The judgment of the trial court is reversed.

HOFFMAN and GARRARD, JJ., concur.


[1] That portion of the ATSCO Trust agreement providing for the Certificates of Beneficial Interest is as follows:

CERTIFICATES OF BENEFICIAL INTEREST The Beneficial Interest, as convenience for distribution, is divided into One Hundred (100) Units, substantially in certificate form. The Certificates of Beneficial Interest are non-assessable, non-taxable (under the provisions of Section 1001 of the Internal Revenue Code), non-negotiable, and transferable, all or in part, only to a parent of the initial owner (Creator-Grantor) of said Beneficial Certificates, to a brother or a sister of the initial owner of said Beneficial Certificates, to any initial owner of said Beneficial Certificates, to any natural child of any said child, or to the natural born or adoptive descendents of any of the aforesaid owners of said Beneficial Certificates; in the event of transference to any outside entity other than natural persons they must not be transferred further, but may be returned to the Trustees for reissue in a manner pursuant to This Declaration of Trust; in the event there is no surviving person or entity qualified under the terms of this Declaration of Trust to be a beneficiary, the then duly constituted Board of Trustees of This Trust shall distribute the Units of Beneficial Interest in their sole discretion to person(s), charity(ies), organization(s), and/or foundations(s), of their choice; Provided, however, said Board of Trustees of this Trust shall not distribute any of said Units of Beneficial Interest to the Creator-Grantor of This Trust, to the spouse of said Creator-Grantor, to any creditor of said Creator-Grantor, to any creditor of the spouse of said Creator-Grantor, to the estate of said Creator-Grantor, to the estate of the spouse of said Creator-Grantor, to any creditor of the estate of said Creator-Grantor, to any creditor of the estate of the spouse of said Creator-Grantor; and the lawful possessor thereof shall be construed and true and lawful owner thereof. Said Beneficial Certificate entitles the holder thereof to a pro rata share of any distribution of income distributed by the Trustees in their sole discretion, and to a pro rata share of the Trust corpus upon the termination of the Trust.

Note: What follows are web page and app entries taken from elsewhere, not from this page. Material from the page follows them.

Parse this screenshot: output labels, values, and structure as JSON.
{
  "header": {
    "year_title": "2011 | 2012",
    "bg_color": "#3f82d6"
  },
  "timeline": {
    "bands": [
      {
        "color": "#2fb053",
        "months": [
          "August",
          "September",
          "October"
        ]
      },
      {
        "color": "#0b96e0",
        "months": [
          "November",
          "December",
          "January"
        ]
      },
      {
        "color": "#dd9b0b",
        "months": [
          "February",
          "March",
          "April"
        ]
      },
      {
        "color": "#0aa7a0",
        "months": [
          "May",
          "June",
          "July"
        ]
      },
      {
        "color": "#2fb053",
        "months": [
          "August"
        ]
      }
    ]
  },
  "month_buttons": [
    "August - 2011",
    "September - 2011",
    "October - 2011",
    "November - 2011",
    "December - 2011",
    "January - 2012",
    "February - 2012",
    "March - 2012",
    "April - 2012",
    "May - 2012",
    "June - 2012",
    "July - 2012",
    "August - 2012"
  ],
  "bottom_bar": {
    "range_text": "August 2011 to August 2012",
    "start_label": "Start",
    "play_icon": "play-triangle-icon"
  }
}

[2] The Trust Code Study Commission Report may be consulted by the courts as a guide to the construction and application of our Trust Code. West's AIC 1979, 30-4-1-7.

[3] Indiana Rules of Procedure, A.R. 8.2(A)(4) limits the length of briefs to fifty pages unless a party successfully petitions this court for permission to exceed that amount.

[4] Our interpretation of the rule is fully consistent with Doe v. Hancock County Board of Health (1982), Ind., 436 N.E.2d 791, reh. den. (Justice Hunter dissenting), where transfer was denied thereby upholding a dismissal of a case under A.R. 8.1(A). Issues arising under the rule are considered on a case-by-case basis and the reviewing court is vested with discretion as to whether or not to dismiss under the rule. In Doe, the court chose simply not to act.